Decades ago when I was an undergraduate trying to figure out what to do with my life, one of my professors gave me a terrifying bit of advice. Instead of quickly settling upon a major and then promptly getting down to the business of fulfilling my academic requirements, this professor said I should wait until the last possible minute to declare a major. “Keep your options open,” he said, and it’s a bit of advice I’ve always remembered even though at the time I didn’t follow it.

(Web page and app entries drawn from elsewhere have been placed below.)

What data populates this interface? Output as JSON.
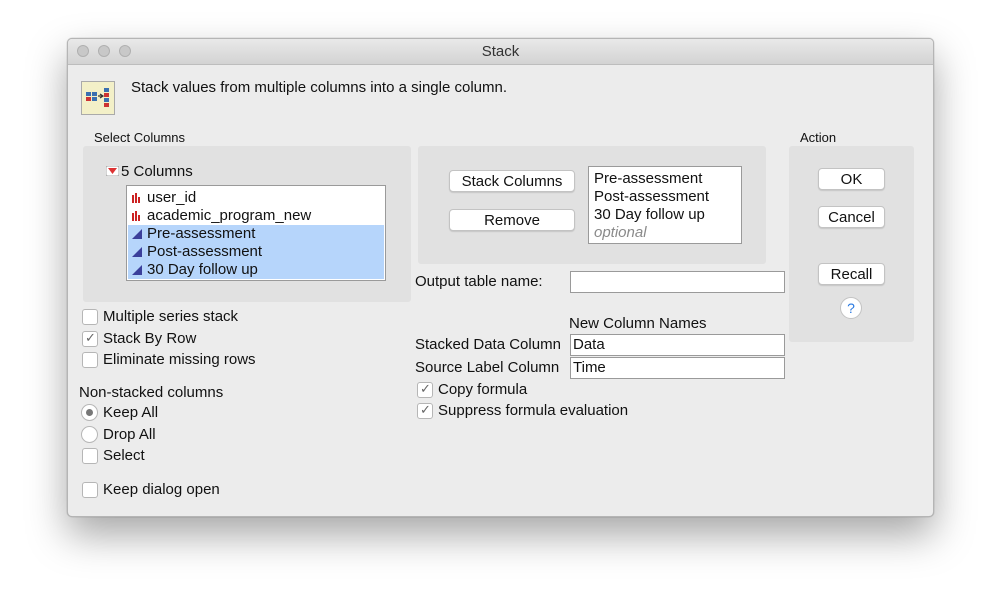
{
  "window": {
    "title": "Stack"
  },
  "description": "Stack values from multiple columns into a single column.",
  "select_columns": {
    "header": "Select Columns",
    "group_label": "5 Columns",
    "columns": [
      {
        "name": "user_id",
        "type": "nominal",
        "selected": false
      },
      {
        "name": "academic_program_new",
        "type": "nominal",
        "selected": false
      },
      {
        "name": "Pre-assessment",
        "type": "continuous",
        "selected": true
      },
      {
        "name": "Post-assessment",
        "type": "continuous",
        "selected": true
      },
      {
        "name": "30 Day follow up",
        "type": "continuous",
        "selected": true
      }
    ]
  },
  "roles": {
    "stack_columns_button": "Stack Columns",
    "remove_button": "Remove",
    "stacked": [
      "Pre-assessment",
      "Post-assessment",
      "30 Day follow up"
    ],
    "optional_placeholder": "optional"
  },
  "action": {
    "header": "Action",
    "ok": "OK",
    "cancel": "Cancel",
    "recall": "Recall",
    "help": "?"
  },
  "options": {
    "multiple_series_stack": {
      "label": "Multiple series stack",
      "checked": false
    },
    "stack_by_row": {
      "label": "Stack By Row",
      "checked": true
    },
    "eliminate_missing_rows": {
      "label": "Eliminate missing rows",
      "checked": false
    }
  },
  "non_stacked": {
    "header": "Non-stacked columns",
    "keep_all": {
      "label": "Keep All",
      "selected": true
    },
    "drop_all": {
      "label": "Drop All",
      "selected": false
    },
    "select": {
      "label": "Select",
      "checked": false
    }
  },
  "keep_dialog_open": {
    "label": "Keep dialog open",
    "checked": false
  },
  "output": {
    "table_name_label": "Output table name:",
    "table_name_value": "",
    "new_column_names_header": "New Column Names",
    "stacked_data_label": "Stacked Data Column",
    "stacked_data_value": "Data",
    "source_label_label": "Source Label Column",
    "source_label_value": "Time",
    "copy_formula": {
      "label": "Copy formula",
      "checked": true
    },
    "suppress_formula": {
      "label": "Suppress formula evaluation",
      "checked": true
    }
  }
}
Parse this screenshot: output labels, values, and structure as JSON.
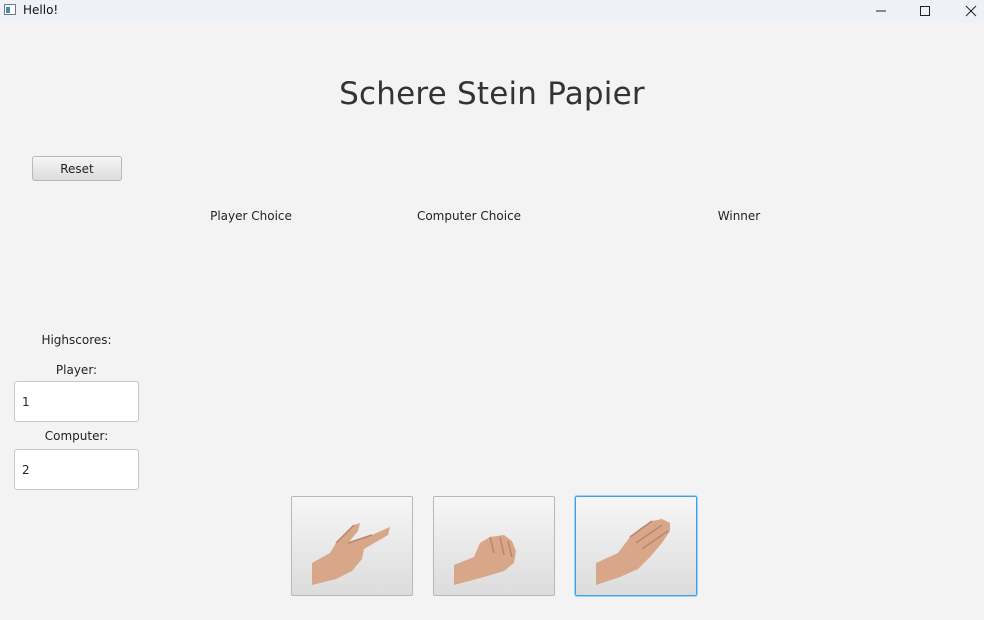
{
  "window": {
    "title": "Hello!"
  },
  "heading": "Schere Stein Papier",
  "reset_label": "Reset",
  "columns": {
    "player": "Player Choice",
    "computer": "Computer Choice",
    "winner": "Winner"
  },
  "highscores": {
    "title": "Highscores:",
    "player_label": "Player:",
    "player_value": "1",
    "computer_label": "Computer:",
    "computer_value": "2"
  },
  "choices": [
    {
      "name": "scissors",
      "icon": "scissors-hand-icon"
    },
    {
      "name": "rock",
      "icon": "rock-fist-icon"
    },
    {
      "name": "paper",
      "icon": "paper-hand-icon",
      "focused": true
    }
  ],
  "colors": {
    "focus": "#3aa3e3",
    "skin": "#d8a688"
  }
}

Unlike many of my peers, I didn’t waver or waffle much when it came to choosing an undergraduate major. After initially declaring as a biology major, I switched to English before setting foot in a science class, and I remained faithful to English as I pursued my bachelors, masters, and PhD. But now after what seems like a lifetime of taking and teaching English classes, I think I understand what my undergraduate professor meant. When you rush to label yourself and your interests, you potentially miss out on other, seemingly unrelated influences that don’t fit your immediate goals.
In retrospect, for instance, the most helpful class I took as an undergraduate wasn’t a literature or writing class but one that was completely tangential to my major: Group Voice for Non-majors. Group Voice was a singing class for non-musicians, and I took it only because I thought it might help me feel more comfortable teaching. If I could stand in front of a group of my peers and sing, I reasoned, then standing in front of a classroom of students would be no problem.
I ended up taking Group Voice for Non-majors several times: it was a one-credit class that promised an easy A to students brave enough to participate, and I came to enjoy the break from my lit class it provided. While I was driven to do my best in the literature classes that counted toward my major, it was elective classes like Group Voice where I could simply try something new without worrying about my future, my GPA, or my eventual career. At the time, taking a class that taught me terms like “castrati” and “bel canto” and required me to sing at least one song in Italian didn’t seem to have anything to do with my career path, but in retrospect, learning how to sing (poorly) in front of a group gave me a confidence I rely upon every single day.
Today I remembered this advice to “Keep your options open” as I struggle to set my summer expectations. I finished the last of my semester tasks on Tuesday, so now I’m decompressing, trying to return to life outside the academic year. Friends who have retired describe the unsettling sensation of no longer having a set schedule of external expectations, and when you live an academic life, every summer is a miniature retirement. Once your grades are submitted and your other obligations are met, you wake to the simple but disarming question, “Now what?”
I know I want to spend a lot of time writing this summer; I know I want to spend a lot of time reading. I know I want to spend more time walking and taking pictures and being creative, and I know I want to catch up with sleep, meditation, and the other healthy things that unfortunately fall by the wayside during a typically hectic semester.
But apart from simply showing up at the page and waiting to see what words appear, I don’t have any clearly articulated goals for the summer. I have the desire to write, but I haven’t yet decided upon a definitive project. If anything, I’ve been trying to avoid the impulse to settle on a project too soon, just for the sake of settling: I want, in other words, to keep my options open. Because I’ve been writing long enough to know the stages every project goes through, I know there will be plenty of time later to get sick of (and need to stick with) whatever topic I choose: the dictum “Marry in haste, repent in leisure” applies to hastily chosen writing projects as well as mates and majors.
I’ve been writing long enough to know that whatever summer project I settle upon, there will be plenty of time to solidify and reshape it later, but right now at the outset, absolutely anything is possible. Before you start, you can do anything, but once you begin, your options shrink: by going down this road, you eliminate the options of the other, alternate roads. So for the next few days, I’m trying to show up at the page without expectation, hoping the words themselves will tell me where they want to go. “Keep your option open” is a daunting bit of advice, but it is also an alluring invitation to obey your curiosity.